I think that with the consideration that alcohol, just like drugs can be addicting, it's best to avoid them entirely. I have seen a lot of people who comment on the fact that they can control themselves, then get carried away and do the most absurd things while drunk, despite that they thought they could hold it in. Why drink in the first place? a devout follower would pray, do good things, feast and feed the needy in order to feel the thrill of being close to G-d. Isn't that what faith is all about? Or rather, the conviction of a true purpose is to do the things that are constructive for both yourself and those around you. A sip of a drink that has the potential to arouse addiction is not worth it.
September 12, 2015
Notice that when people are given freedom, they use it to drink themselves senseless and behave like animals.

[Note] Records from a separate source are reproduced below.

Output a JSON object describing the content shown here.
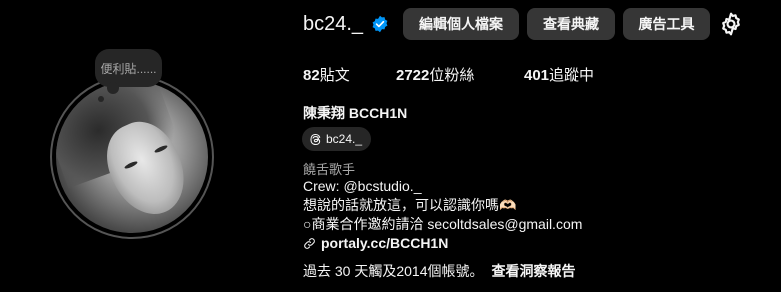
{
  "profile": {
    "note": "便利貼......",
    "username": "bc24._",
    "buttons": {
      "edit_profile": "編輯個人檔案",
      "view_archive": "查看典藏",
      "ad_tools": "廣告工具"
    },
    "stats": {
      "posts_count": "82",
      "posts_label": "貼文",
      "followers_count": "2722",
      "followers_label": "位粉絲",
      "following_count": "401",
      "following_label": "追蹤中"
    },
    "full_name": "陳秉翔 BCCH1N",
    "threads_handle": "bc24._",
    "category": "饒舌歌手",
    "bio_lines": [
      "Crew: @bcstudio._",
      "想說的話就放這，可以認識你嗎🫶🏻",
      "○商業合作邀約請洽 secoltdsales@gmail.com"
    ],
    "link": "portaly.cc/BCCH1N",
    "insights_text": "過去 30 天觸及2014個帳號。",
    "insights_link": "查看洞察報告"
  },
  "colors": {
    "background": "#000000",
    "button_bg": "#363636",
    "verified_blue": "#0095f6",
    "secondary_text": "#a8a8a8"
  },
  "icons": [
    "verified-badge-icon",
    "settings-gear-icon",
    "threads-icon",
    "link-icon"
  ]
}
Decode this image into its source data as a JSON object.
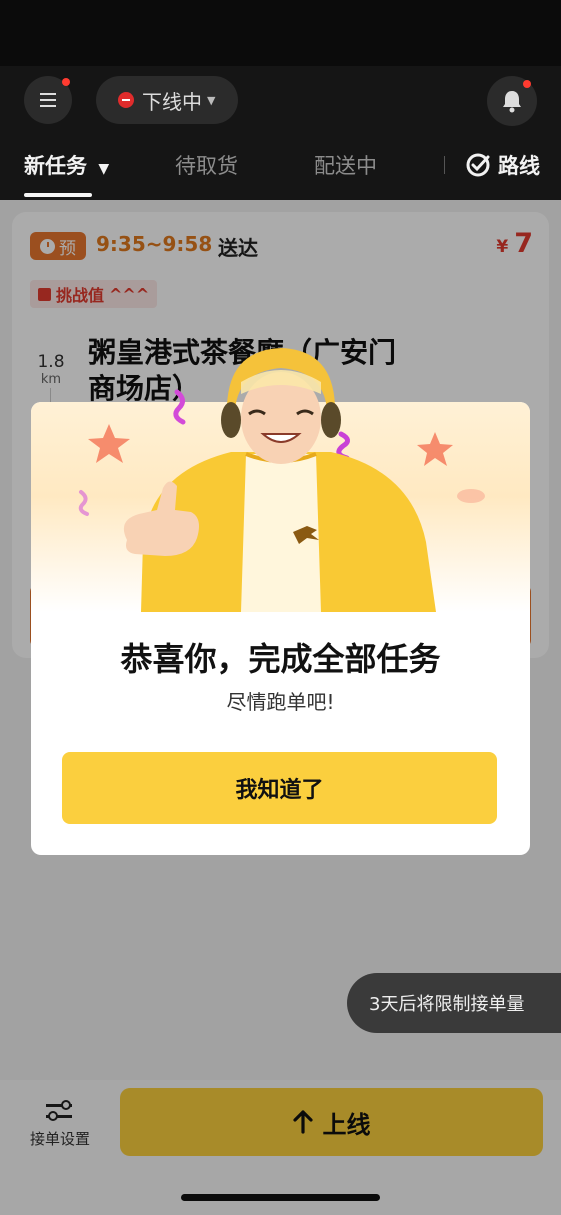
{
  "header": {
    "status_label": "下线中",
    "tabs": [
      {
        "label": "新任务"
      },
      {
        "label": "待取货"
      },
      {
        "label": "配送中"
      }
    ],
    "route_label": "路线"
  },
  "order_card": {
    "badge_label": "预",
    "time_window": "9:35~9:58",
    "delivery_label": "送达",
    "currency": "¥",
    "price": "7",
    "challenge_label": "挑战值",
    "challenge_level": "^^^",
    "distance": "1.8",
    "distance_unit": "km",
    "shop_name_line1": "粥皇港式茶餐廳（广安门",
    "shop_name_line2": "商场店）"
  },
  "modal": {
    "title": "恭喜你，完成全部任务",
    "subtitle": "尽情跑单吧!",
    "confirm_label": "我知道了"
  },
  "toast": {
    "text": "3天后将限制接单量"
  },
  "footer": {
    "settings_label": "接单设置",
    "online_label": "上线"
  },
  "colors": {
    "accent_yellow": "#fbcf3e",
    "price_red": "#e23b2f",
    "orange": "#e8762f"
  }
}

We ourselves should avoid behaving like that.
April 28, 2015
Many of the beverages consumed by ancient Israelites might have had a lower degree of alcohol, nothing like the more refined beverages of today. One would have to consume huge volumes to make one drunk, more than one would be able to consume I believe. There were stronger drinks and these Israelites were encouraged to avoid, to not consume. Also new wine was generally consumed which would not have had a very high percentage of alcohol. The prophets and judges were not allowed to drink alcohol and the Lord gave them this commandment to be an example.
November 2, 2014
Everyone has their own opinion on alcohol. That's fine but what does the bible say? Going by just the bible (The word of god) it is permitted to use alcohol. It is prohibited to be drunk. So you can drink alcohol as long as you don't get drunk. Simple as that.
May 31, 2014
Like Anonymous from London, I find myself very critical of people who justify drinking for celebratory reasons, or for "relaxation", etc. I subconsciously look at these people like they are "weak" in some sense and lack self-control. Moreover, a person that professes righteousness yet turns to alcohol somehow hints of a deceptive personality.

Despite all this, my opinions may be heavily influenced by my perhaps genetic propensity to be sensitive to alcohol (where some scientists estimate over 50% of Jews to have a mutation in alcohol dehydrogenase). It could simply be that I cannot drink in a way that induces the same feelings as someone who enjoys a drink - and therefore cannot understand the pleasure that they feel. I admit I don't enjoy the company of drunkards but I really don't understand what they are feeling that's so pleasurable (I get nauseous).

In way it comes down to human empathy. Can non-drinkers ever feel truly inter-connected with drinkers or will they feel detached?
Sydney, Australia
May 19, 2014
Be honest with yourself!
Obviously, at least to me, G-d frowns on the use of Alcohol, especially by those who draw the closest to him. Thus, the prohibition for the Nazerite. If you were a priest in the temple you were a dead man if you were under the influence, and came into the presence of Hashem. Do you see the conflict here? Where is the common sense, Hello? Hello? Why are we still lying to ourselves about it to this day?

Those of us who are usually accustom to a certain level of spiritual intuition, and yet are familiar with a good Purim hangover, will be ESPECIALLY keen to notice that we are spiritually unclean, as there is a darkness that falls on a person for a time afterwards that is quite real I assure you.

It seems that drinking is tolerated to a certain degree due to the sinful weakness of man, but we do not warn people enough about what they are sacrificing for this empty thrill...
Paul J.
Huntsville Al.